Daniel silently vowed that he would not make himself impure with the king’s fine food or with the wine he drank, and he sought to obtain [permission] from the sar of the sarisim that he need not make himself impure. And God disposed the sar of the sarisim to be kind and compassionate toward Daniel. And the sar of the sarisim said to Daniel: As for me, I am afraid of my master, the king, who allotted your food and your drink; what if your faces look pitiful compared to the other boys your age, and they forfeit my head to the king? (Daniel 1:8-10)
Daniel proposes a ten-day trial during which he and the other three boys from Jerusalem will eat seeds or legumes and drink water. At the end of ten days, they look healthier than the others. So the chief eunuch lets them continue their religious dietary restrictions. When he brings them to the king at the end of their three years of training, Nebuchadnezzar is pleased with them and appoints them to entry-level jobs among his “wise men”.
In the book of Esther, the head eunuch, Heigai, is the guard over King Achashveirosh’s “house of women” or harem. Esther is delivered to him along with the other beautiful young virgins rounded up for the king.
And she was good in his eyes, and she inspired kindness in him, and he was quick to give her her massage ointments and her rations and the seven girls who were her due from the king’s house. And he moved her and her girls to a better [room] in the house of women. (Esther 2:9)
Each virgin is kept in the harem for one year while she gets beauty treatments, then taken to spend a night with the king. The virgin of the night is allowed any clothes and cosmetics she requests. When it is Esther’s turn,
… she did not seek to obtain anything except what Heigai, saris of the king, guard of the women, said. And it was Esther who inspired favor in the eyes of everyone who saw her. The king loved Esther more than all the other women… And he put a crown of royalty on her head, and he made her queen instead of Vashti. (Esther 2:15, 2:17)
The court eunuchs who help Joseph appreciate his competence. According to the Torah, God makes all Joseph’s work successful and gives him dream interpretations that are true prophecies.
The court eunuch who helps Daniel admires his fortitude and his adherence to his religion. Probably due to these qualities, the God of Israel later rescues him from lions and gives him his own dream interpretations and prophecies.

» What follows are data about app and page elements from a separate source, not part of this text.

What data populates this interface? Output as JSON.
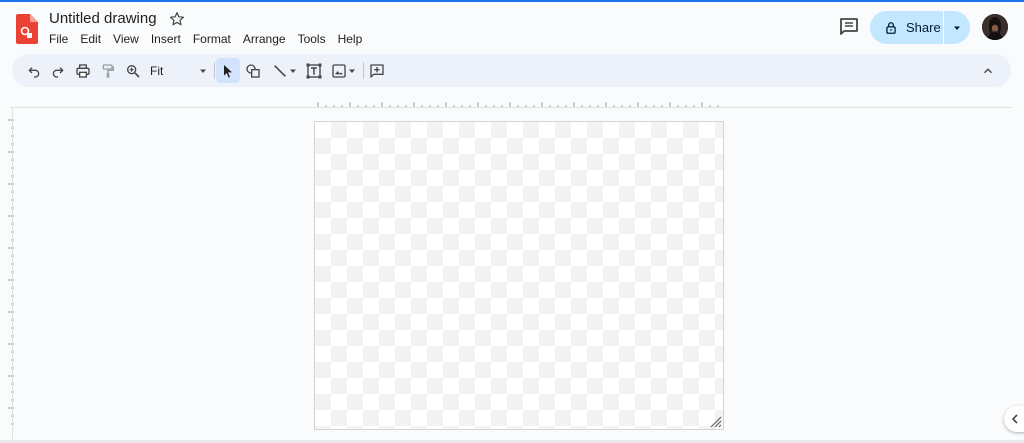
{
  "document": {
    "title": "Untitled drawing"
  },
  "menu": [
    "File",
    "Edit",
    "View",
    "Insert",
    "Format",
    "Arrange",
    "Tools",
    "Help"
  ],
  "share": {
    "label": "Share"
  },
  "toolbar": {
    "zoom_value": "Fit",
    "icons": [
      "undo-icon",
      "redo-icon",
      "print-icon",
      "paint-format-icon",
      "zoom-icon",
      "select-icon",
      "shape-icon",
      "line-icon",
      "textbox-icon",
      "image-icon",
      "comment-add-icon",
      "collapse-icon"
    ]
  },
  "colors": {
    "accent": "#1a73e8",
    "share_bg": "#c2e7ff",
    "toolbar_bg": "#edf2fa",
    "logo_red": "#ea4335",
    "active_tool": "#d3e3fd"
  }
}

The court eunuch who helps Esther probably appreciates her respect for his advice. He responds by making her life more comfortable and advising her well.

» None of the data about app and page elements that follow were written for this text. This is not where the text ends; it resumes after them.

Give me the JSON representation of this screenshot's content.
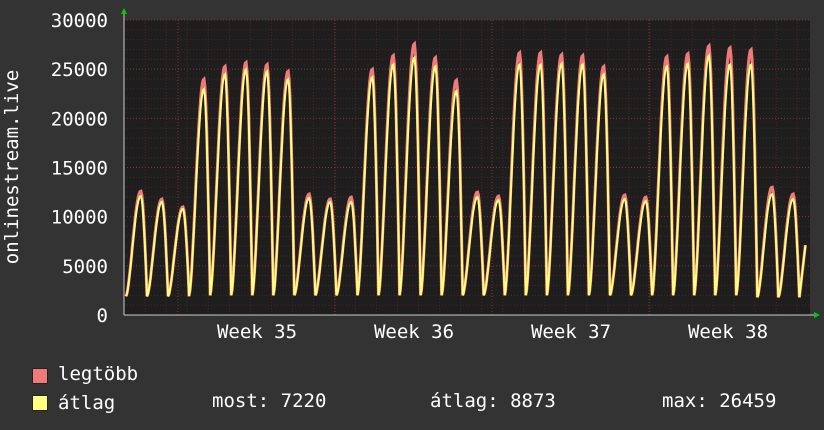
{
  "chart_data": {
    "type": "area",
    "ylabel": "onlinestream.live",
    "ylim": [
      0,
      30000
    ],
    "yticks": [
      0,
      5000,
      10000,
      15000,
      20000,
      25000,
      30000
    ],
    "ytick_labels": [
      "0",
      "5000",
      "10000",
      "15000",
      "20000",
      "25000",
      "30000"
    ],
    "xtick_labels": [
      "Week 35",
      "Week 36",
      "Week 37",
      "Week 38"
    ],
    "grid": true,
    "colors": {
      "background": "#333333",
      "plot": "#1e1e1e",
      "grid": "#6a2a2a",
      "legtobb": "#f07a7a",
      "atlag": "#ffff80",
      "axis_arrow": "#00cc00"
    },
    "days": [
      {
        "day": 1,
        "max": 12600,
        "avg": 12100,
        "min": 1900,
        "gap_after": false
      },
      {
        "day": 2,
        "max": 11800,
        "avg": 11500,
        "min": 1900,
        "gap_after": false
      },
      {
        "day": 3,
        "max": 11000,
        "avg": 10800,
        "min": 1900,
        "gap_after": false
      },
      {
        "day": 4,
        "max": 24000,
        "avg": 23000,
        "min": 2000,
        "gap_after": false
      },
      {
        "day": 5,
        "max": 25300,
        "avg": 24500,
        "min": 2000,
        "gap_after": false
      },
      {
        "day": 6,
        "max": 25700,
        "avg": 25000,
        "min": 2000,
        "gap_after": false
      },
      {
        "day": 7,
        "max": 25500,
        "avg": 24800,
        "min": 2000,
        "gap_after": false
      },
      {
        "day": 8,
        "max": 24800,
        "avg": 24000,
        "min": 2000,
        "gap_after": true
      },
      {
        "day": 9,
        "max": 12300,
        "avg": 11900,
        "min": 2000,
        "gap_after": false
      },
      {
        "day": 10,
        "max": 11800,
        "avg": 11500,
        "min": 2000,
        "gap_after": false
      },
      {
        "day": 11,
        "max": 12000,
        "avg": 11500,
        "min": 2000,
        "gap_after": false
      },
      {
        "day": 12,
        "max": 25000,
        "avg": 24200,
        "min": 2000,
        "gap_after": false
      },
      {
        "day": 13,
        "max": 26400,
        "avg": 25500,
        "min": 2000,
        "gap_after": false
      },
      {
        "day": 14,
        "max": 27600,
        "avg": 26200,
        "min": 2000,
        "gap_after": false
      },
      {
        "day": 15,
        "max": 26200,
        "avg": 25300,
        "min": 2000,
        "gap_after": false
      },
      {
        "day": 16,
        "max": 23900,
        "avg": 22800,
        "min": 2000,
        "gap_after": false
      },
      {
        "day": 17,
        "max": 12500,
        "avg": 12000,
        "min": 2000,
        "gap_after": false
      },
      {
        "day": 18,
        "max": 12100,
        "avg": 11700,
        "min": 2000,
        "gap_after": false
      },
      {
        "day": 19,
        "max": 26700,
        "avg": 25500,
        "min": 2000,
        "gap_after": false
      },
      {
        "day": 20,
        "max": 26700,
        "avg": 25500,
        "min": 2000,
        "gap_after": false
      },
      {
        "day": 21,
        "max": 26500,
        "avg": 25600,
        "min": 2000,
        "gap_after": false
      },
      {
        "day": 22,
        "max": 26400,
        "avg": 25500,
        "min": 2000,
        "gap_after": false
      },
      {
        "day": 23,
        "max": 25300,
        "avg": 24500,
        "min": 2000,
        "gap_after": false
      },
      {
        "day": 24,
        "max": 12200,
        "avg": 11800,
        "min": 2000,
        "gap_after": false
      },
      {
        "day": 25,
        "max": 12000,
        "avg": 11600,
        "min": 2000,
        "gap_after": false
      },
      {
        "day": 26,
        "max": 26300,
        "avg": 25300,
        "min": 2000,
        "gap_after": false
      },
      {
        "day": 27,
        "max": 26600,
        "avg": 25600,
        "min": 2000,
        "gap_after": false
      },
      {
        "day": 28,
        "max": 27400,
        "avg": 26400,
        "min": 2000,
        "gap_after": false
      },
      {
        "day": 29,
        "max": 27200,
        "avg": 25500,
        "min": 2000,
        "gap_after": false
      },
      {
        "day": 30,
        "max": 27000,
        "avg": 25500,
        "min": 2000,
        "gap_after": false
      },
      {
        "day": 31,
        "max": 13000,
        "avg": 12300,
        "min": 1800,
        "gap_after": false
      },
      {
        "day": 32,
        "max": 12300,
        "avg": 11800,
        "min": 1800,
        "gap_after": false
      }
    ],
    "last_value": 7100
  },
  "legend": {
    "max_label": "legtöbb",
    "avg_label": "átlag",
    "now_text": "most: 7220",
    "avg_text": "átlag: 8873",
    "max_text": "max: 26459"
  }
}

All three young heroes accept their sudden enslavement without complaining, withdrawing, or rebelling. They do their work and treat the eunuchs overseeing them with respect, making the best of it. Because of their good attitudes, the eunuchs help them to appear in a favorable light before the king.

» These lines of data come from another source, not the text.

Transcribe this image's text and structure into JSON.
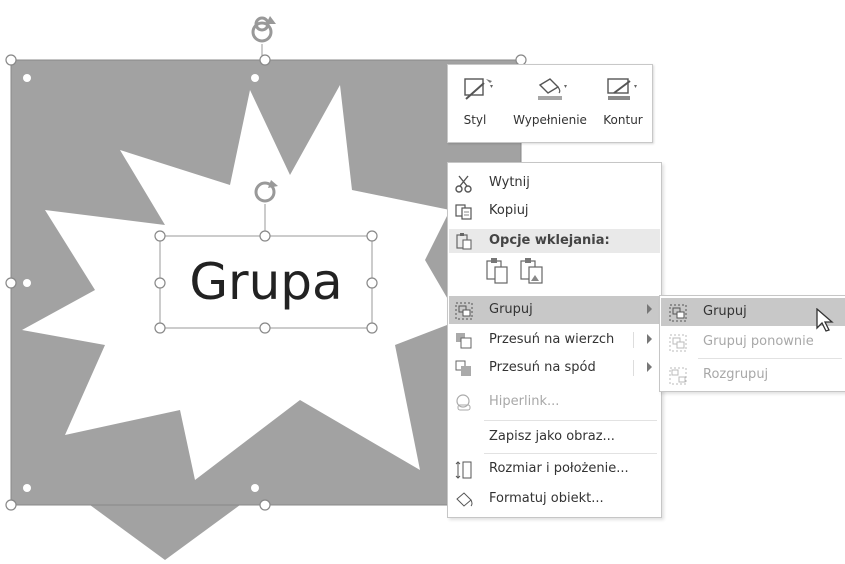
{
  "shape": {
    "label": "Grupa"
  },
  "mini_toolbar": {
    "buttons": [
      {
        "label": "Styl",
        "icon": "style-icon"
      },
      {
        "label": "Wypełnienie",
        "icon": "fill-bucket-icon"
      },
      {
        "label": "Kontur",
        "icon": "outline-pen-icon"
      }
    ]
  },
  "context_menu": {
    "cut": "Wytnij",
    "copy": "Kopiuj",
    "paste_options": "Opcje wklejania:",
    "group": "Grupuj",
    "bring_to_front": "Przesuń na wierzch",
    "send_to_back": "Przesuń na spód",
    "hyperlink": "Hiperlink...",
    "save_as_picture": "Zapisz jako obraz...",
    "size_position": "Rozmiar i położenie...",
    "format_object": "Formatuj obiekt..."
  },
  "submenu": {
    "group": "Grupuj",
    "regroup": "Grupuj ponownie",
    "ungroup": "Rozgrupuj"
  },
  "colors": {
    "shape_fill": "#a0a0a0",
    "highlight": "#c8c8c8",
    "handle": "#ffffff"
  }
}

May we all be blessed with the ability to ride out our misfortunes with realism, patience, and respect!